“You can still find pretty much anything, any movie, any song, any piece of software, online, for free,” Levine says. “This is the dark side of that drive [to share]—it’s not exactly fair for people who work to create this product—but again, it’s part of the human tendency to share.”
But consumers also give to business as well as take. Innovation, too, is driven more often by the kindness of strangers than we tend to think. Roll over, Edison: “Empirically, it turns out, there’s a good chunk of innovation that’s actually created by individuals,” Levine says. Often, he says, consumers will start tinkering with a product and discover a new use for it or a modification that can improve it, and share the idea with others for free. “It resembles open source very much,” he adds.

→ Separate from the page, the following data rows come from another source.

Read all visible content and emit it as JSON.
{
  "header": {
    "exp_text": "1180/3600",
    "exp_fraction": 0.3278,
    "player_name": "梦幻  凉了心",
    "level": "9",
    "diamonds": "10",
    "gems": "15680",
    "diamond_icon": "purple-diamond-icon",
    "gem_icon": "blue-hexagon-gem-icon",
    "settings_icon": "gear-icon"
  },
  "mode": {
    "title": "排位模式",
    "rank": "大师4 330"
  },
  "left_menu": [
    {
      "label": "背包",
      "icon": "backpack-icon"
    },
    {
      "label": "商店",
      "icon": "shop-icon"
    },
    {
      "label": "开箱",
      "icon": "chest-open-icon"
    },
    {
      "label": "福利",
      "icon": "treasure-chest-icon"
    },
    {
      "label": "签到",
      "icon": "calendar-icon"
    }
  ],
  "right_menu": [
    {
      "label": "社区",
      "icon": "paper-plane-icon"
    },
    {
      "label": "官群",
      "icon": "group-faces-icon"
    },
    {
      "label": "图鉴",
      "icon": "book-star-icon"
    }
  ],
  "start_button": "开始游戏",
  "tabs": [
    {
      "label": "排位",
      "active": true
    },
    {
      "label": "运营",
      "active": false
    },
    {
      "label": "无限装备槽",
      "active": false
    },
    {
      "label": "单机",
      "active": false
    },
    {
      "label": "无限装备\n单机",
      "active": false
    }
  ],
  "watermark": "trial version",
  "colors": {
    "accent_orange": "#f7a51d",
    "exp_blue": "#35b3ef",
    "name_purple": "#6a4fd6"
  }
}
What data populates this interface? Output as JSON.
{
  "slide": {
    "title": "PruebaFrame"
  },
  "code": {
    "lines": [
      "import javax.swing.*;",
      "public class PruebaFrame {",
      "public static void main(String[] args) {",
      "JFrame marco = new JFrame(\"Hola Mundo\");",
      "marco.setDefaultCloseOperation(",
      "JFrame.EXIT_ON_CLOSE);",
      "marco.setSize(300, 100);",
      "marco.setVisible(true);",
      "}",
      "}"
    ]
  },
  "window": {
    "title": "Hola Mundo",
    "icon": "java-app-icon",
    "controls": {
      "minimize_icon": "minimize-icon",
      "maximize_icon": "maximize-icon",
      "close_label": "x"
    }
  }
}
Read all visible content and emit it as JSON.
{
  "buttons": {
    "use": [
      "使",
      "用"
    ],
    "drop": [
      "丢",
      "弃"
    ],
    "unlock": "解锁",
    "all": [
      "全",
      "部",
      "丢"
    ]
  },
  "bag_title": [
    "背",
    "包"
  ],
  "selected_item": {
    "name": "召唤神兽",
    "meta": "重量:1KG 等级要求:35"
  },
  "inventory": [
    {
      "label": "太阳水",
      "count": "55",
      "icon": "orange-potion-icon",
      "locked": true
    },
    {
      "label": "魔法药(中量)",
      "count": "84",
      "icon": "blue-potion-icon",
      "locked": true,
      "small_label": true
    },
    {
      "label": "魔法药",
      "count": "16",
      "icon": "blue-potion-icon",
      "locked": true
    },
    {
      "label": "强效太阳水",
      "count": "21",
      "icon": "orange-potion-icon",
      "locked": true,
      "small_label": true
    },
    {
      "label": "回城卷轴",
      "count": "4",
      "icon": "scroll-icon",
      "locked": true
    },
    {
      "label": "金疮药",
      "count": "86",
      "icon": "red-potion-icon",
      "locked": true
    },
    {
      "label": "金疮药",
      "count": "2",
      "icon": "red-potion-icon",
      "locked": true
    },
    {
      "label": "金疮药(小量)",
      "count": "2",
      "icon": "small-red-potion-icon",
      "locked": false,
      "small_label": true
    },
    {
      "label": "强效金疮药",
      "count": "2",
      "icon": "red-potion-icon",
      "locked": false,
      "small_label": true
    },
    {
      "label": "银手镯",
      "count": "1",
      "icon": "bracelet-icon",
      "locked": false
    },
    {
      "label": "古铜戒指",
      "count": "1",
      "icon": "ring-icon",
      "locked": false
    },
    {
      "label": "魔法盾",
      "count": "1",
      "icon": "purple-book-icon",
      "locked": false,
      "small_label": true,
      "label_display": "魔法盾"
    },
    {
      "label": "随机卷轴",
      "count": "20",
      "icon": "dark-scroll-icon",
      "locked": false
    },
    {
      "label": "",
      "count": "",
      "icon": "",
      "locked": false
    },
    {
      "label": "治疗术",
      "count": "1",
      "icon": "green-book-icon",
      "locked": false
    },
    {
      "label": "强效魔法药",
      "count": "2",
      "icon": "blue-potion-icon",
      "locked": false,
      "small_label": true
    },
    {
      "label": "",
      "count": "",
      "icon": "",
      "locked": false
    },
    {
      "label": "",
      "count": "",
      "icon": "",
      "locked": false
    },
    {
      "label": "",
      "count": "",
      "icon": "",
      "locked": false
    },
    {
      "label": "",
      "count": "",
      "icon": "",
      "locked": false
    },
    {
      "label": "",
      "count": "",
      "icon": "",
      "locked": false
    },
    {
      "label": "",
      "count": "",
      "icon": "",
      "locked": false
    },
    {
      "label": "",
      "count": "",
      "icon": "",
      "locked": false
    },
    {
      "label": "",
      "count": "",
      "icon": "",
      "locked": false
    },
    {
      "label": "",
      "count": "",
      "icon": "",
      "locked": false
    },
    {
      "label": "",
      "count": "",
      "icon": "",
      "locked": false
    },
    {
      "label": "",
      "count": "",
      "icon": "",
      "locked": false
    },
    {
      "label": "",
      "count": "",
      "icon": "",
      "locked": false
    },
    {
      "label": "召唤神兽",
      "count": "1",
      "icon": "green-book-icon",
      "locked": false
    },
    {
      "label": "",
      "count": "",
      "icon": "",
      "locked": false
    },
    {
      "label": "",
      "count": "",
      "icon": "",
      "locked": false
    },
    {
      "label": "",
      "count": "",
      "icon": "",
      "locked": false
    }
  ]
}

The sharing by consumers of opinions about products and services is also turning out to be an important source of business value. Some companies now use these opinions to guide sales. One example: Amazon’s customer reviews, which were originally considered somewhat controversial because of the openness in allowing customers to give bad reviews to a product. David Weinberger, a senior researcher at the Berkman Center for Internet & Society at Harvard University, recalls hearing that after CEO Jeff Bezos asked for the feature, staffers wondered whether negative reviews would lead people to buy fewer books. “No,” Bezos reportedly answered, “they just won’t buy as many books that they don’t like.”
But the value is not just in accelerating word of mouth. Instead, companies are taking more and more hints from their customers, all the way up to the executive suite, according to Weinberger, co-author of the seminal Cluetrain Manifesto, a 1999 Web site and later book that argued that the Internet would transform the relationship between business and consumers. “Strategic decision-making is increasingly becoming a networked activity,” he says.
However, Benkler believes that while business is not going away, it may play a less central role in society than it has since the Industrial Revolution. The fact that everyone with an Internet connection can potentially distribute information anywhere and everywhere in the world changes all kinds of established social and market dynamics.
In his book, The Wealth of Networks [Yale, 2006], available free, online, Benkler predicted that “new patterns of production—nonmarket and radically decentralized—will emerge, if permitted, at the core, rather than the periphery of the most advanced economies. [This change] promises to enable social production and exchange to play a much larger role, alongside property- and market-based production, than they ever have in modern democracies.”
Certainly, massive collaboration has already changed a lot in the world. Open-source software has transformed that industry—for more than a decade now, even IBM servers have run Apache and Linux. Wikipedia has nearly killed encyclopedias. More recently, Wikileaks (which is unaffiliated with Wikipedia) has probably changed the rules of politics, by making it more difficult to keep secrets inside government or between politicians and a coterie of closed-mouthed journalists.
But the next few years may be crucial to the development of social production, in Benkler’s view. In his articles, he has speculated that this cooperative force could be held back by governments and industries interested in maintaining the status quo.
If evolution is any guide, however, humanity seems likely to come down finally on the side of cooperation. “You see a lot of cases of cooperation among animals, but they exclusively cooperate with kin,” Levine says. “Humans don’t. Humans [also] cooperate with non-kin, which is the reason that we were so successful in surviving.”